*Record extracts*:
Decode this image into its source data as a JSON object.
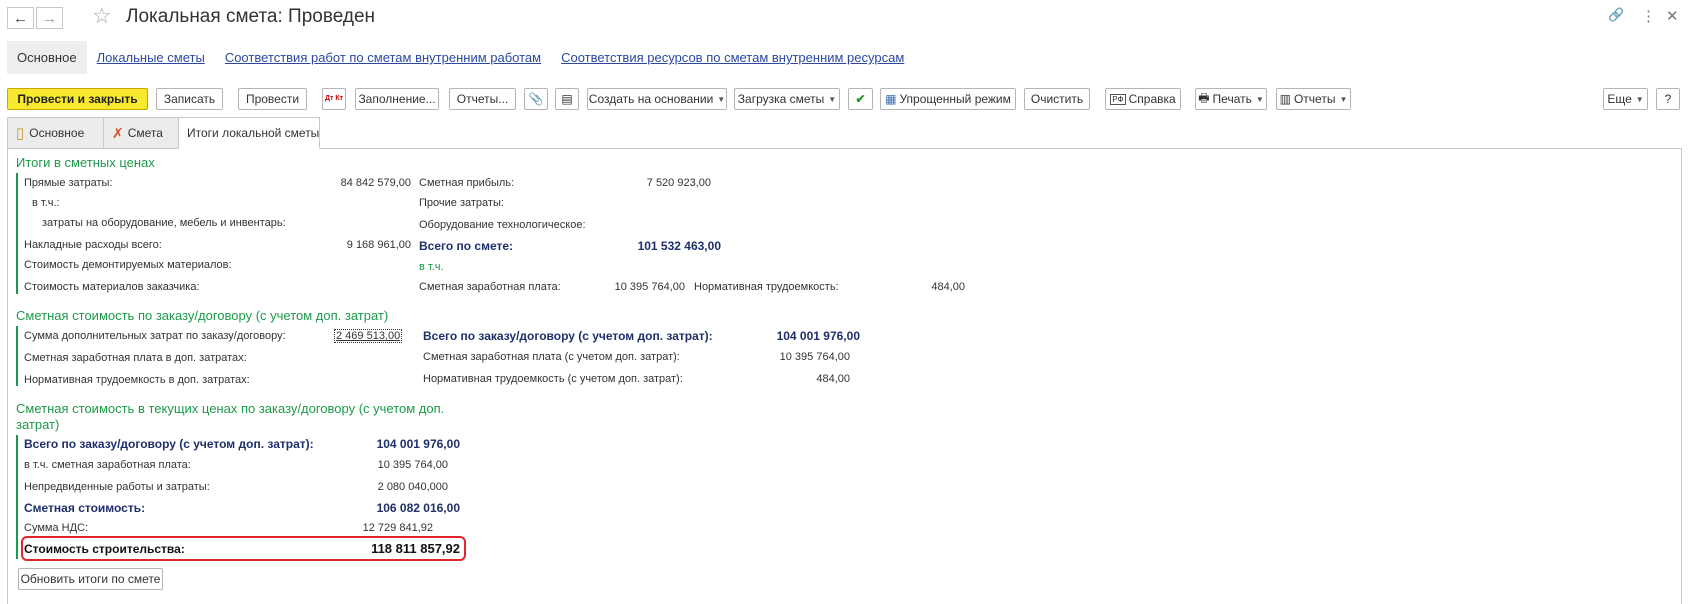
{
  "header": {
    "title": "Локальная смета: Проведен",
    "back_icon": "←",
    "forward_icon": "→",
    "star_icon": "☆",
    "link_icon": "🔗",
    "menu_icon": "⋮",
    "close_icon": "✕"
  },
  "nav": {
    "main": "Основное",
    "link1": "Локальные сметы",
    "link2": "Соответствия работ по сметам внутренним работам",
    "link3": "Соответствия ресурсов по сметам внутренним ресурсам"
  },
  "toolbar": {
    "post_close": "Провести и закрыть",
    "save": "Записать",
    "post": "Провести",
    "dtkt": "Дт Кт",
    "fill": "Заполнение...",
    "reports1": "Отчеты...",
    "create_based": "Создать на основании",
    "load_estimate": "Загрузка сметы",
    "simple_mode": "Упрощенный режим",
    "clear": "Очистить",
    "help": "Справка",
    "print": "Печать",
    "reports2": "Отчеты",
    "more": "Еще",
    "question": "?"
  },
  "tabs": {
    "main": "Основное",
    "estimate": "Смета",
    "totals": "Итоги локальной сметы"
  },
  "sec1": {
    "title": "Итоги в сметных ценах",
    "direct_costs_label": "Прямые затраты:",
    "direct_costs": "84 842 579,00",
    "incl_label": "в т.ч.:",
    "equipment_label": "затраты на оборудование, мебель и инвентарь:",
    "overhead_label": "Накладные расходы всего:",
    "overhead": "9 168 961,00",
    "dismantled_label": "Стоимость демонтируемых материалов:",
    "customer_materials_label": "Стоимость материалов заказчика:",
    "profit_label": "Сметная прибыль:",
    "profit": "7 520 923,00",
    "other_label": "Прочие затраты:",
    "tech_equipment_label": "Оборудование технологическое:",
    "total_label": "Всего по смете:",
    "total": "101 532 463,00",
    "incl2_label": "в т.ч.",
    "salary_label": "Сметная заработная плата:",
    "salary": "10 395 764,00",
    "labor_label": "Нормативная трудоемкость:",
    "labor": "484,00"
  },
  "sec2": {
    "title": "Сметная стоимость по заказу/договору (с учетом доп. затрат)",
    "extra_label": "Сумма дополнительных затрат по заказу/договору:",
    "extra": "2 469 513,00",
    "extra_salary_label": "Сметная заработная плата в доп. затратах:",
    "extra_labor_label": "Нормативная трудоемкость в доп. затратах:",
    "total_label": "Всего по заказу/договору (с учетом доп. затрат):",
    "total": "104 001 976,00",
    "salary_label": "Сметная заработная плата (с учетом доп. затрат):",
    "salary": "10 395 764,00",
    "labor_label": "Нормативная трудоемкость (с учетом доп. затрат):",
    "labor": "484,00"
  },
  "sec3": {
    "title_line1": "Сметная стоимость в текущих ценах по заказу/договору (с учетом доп.",
    "title_line2": "затрат)",
    "total_label": "Всего по заказу/договору (с учетом доп. затрат):",
    "total": "104 001 976,00",
    "salary_label": "в т.ч. сметная заработная плата:",
    "salary": "10 395 764,00",
    "contingency_label": "Непредвиденные работы и затраты:",
    "contingency": "2 080 040,000",
    "estimate_cost_label": "Сметная стоимость:",
    "estimate_cost": "106 082 016,00",
    "vat_label": "Сумма НДС:",
    "vat": "12 729 841,92",
    "construction_label": "Стоимость строительства:",
    "construction": "118 811 857,92"
  },
  "refresh_button": "Обновить итоги по смете"
}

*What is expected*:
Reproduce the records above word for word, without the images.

*Answer to this task*:
Decode this image into its source data as a JSON object.
{
  "header": {
    "title": "Локальная смета: Проведен",
    "back_icon": "←",
    "forward_icon": "→",
    "star_icon": "☆",
    "link_icon": "🔗",
    "menu_icon": "⋮",
    "close_icon": "✕"
  },
  "nav": {
    "main": "Основное",
    "link1": "Локальные сметы",
    "link2": "Соответствия работ по сметам внутренним работам",
    "link3": "Соответствия ресурсов по сметам внутренним ресурсам"
  },
  "toolbar": {
    "post_close": "Провести и закрыть",
    "save": "Записать",
    "post": "Провести",
    "dtkt": "Дт Кт",
    "fill": "Заполнение...",
    "reports1": "Отчеты...",
    "create_based": "Создать на основании",
    "load_estimate": "Загрузка сметы",
    "simple_mode": "Упрощенный режим",
    "clear": "Очистить",
    "help": "Справка",
    "print": "Печать",
    "reports2": "Отчеты",
    "more": "Еще",
    "question": "?"
  },
  "tabs": {
    "main": "Основное",
    "estimate": "Смета",
    "totals": "Итоги локальной сметы"
  },
  "sec1": {
    "title": "Итоги в сметных ценах",
    "direct_costs_label": "Прямые затраты:",
    "direct_costs": "84 842 579,00",
    "incl_label": "в т.ч.:",
    "equipment_label": "затраты на оборудование, мебель и инвентарь:",
    "overhead_label": "Накладные расходы всего:",
    "overhead": "9 168 961,00",
    "dismantled_label": "Стоимость демонтируемых материалов:",
    "customer_materials_label": "Стоимость материалов заказчика:",
    "profit_label": "Сметная прибыль:",
    "profit": "7 520 923,00",
    "other_label": "Прочие затраты:",
    "tech_equipment_label": "Оборудование технологическое:",
    "total_label": "Всего по смете:",
    "total": "101 532 463,00",
    "incl2_label": "в т.ч.",
    "salary_label": "Сметная заработная плата:",
    "salary": "10 395 764,00",
    "labor_label": "Нормативная трудоемкость:",
    "labor": "484,00"
  },
  "sec2": {
    "title": "Сметная стоимость по заказу/договору (с учетом доп. затрат)",
    "extra_label": "Сумма дополнительных затрат по заказу/договору:",
    "extra": "2 469 513,00",
    "extra_salary_label": "Сметная заработная плата в доп. затратах:",
    "extra_labor_label": "Нормативная трудоемкость в доп. затратах:",
    "total_label": "Всего по заказу/договору (с учетом доп. затрат):",
    "total": "104 001 976,00",
    "salary_label": "Сметная заработная плата (с учетом доп. затрат):",
    "salary": "10 395 764,00",
    "labor_label": "Нормативная трудоемкость (с учетом доп. затрат):",
    "labor": "484,00"
  },
  "sec3": {
    "title_line1": "Сметная стоимость в текущих ценах по заказу/договору (с учетом доп.",
    "title_line2": "затрат)",
    "total_label": "Всего по заказу/договору (с учетом доп. затрат):",
    "total": "104 001 976,00",
    "salary_label": "в т.ч. сметная заработная плата:",
    "salary": "10 395 764,00",
    "contingency_label": "Непредвиденные работы и затраты:",
    "contingency": "2 080 040,000",
    "estimate_cost_label": "Сметная стоимость:",
    "estimate_cost": "106 082 016,00",
    "vat_label": "Сумма НДС:",
    "vat": "12 729 841,92",
    "construction_label": "Стоимость строительства:",
    "construction": "118 811 857,92"
  },
  "refresh_button": "Обновить итоги по смете"
}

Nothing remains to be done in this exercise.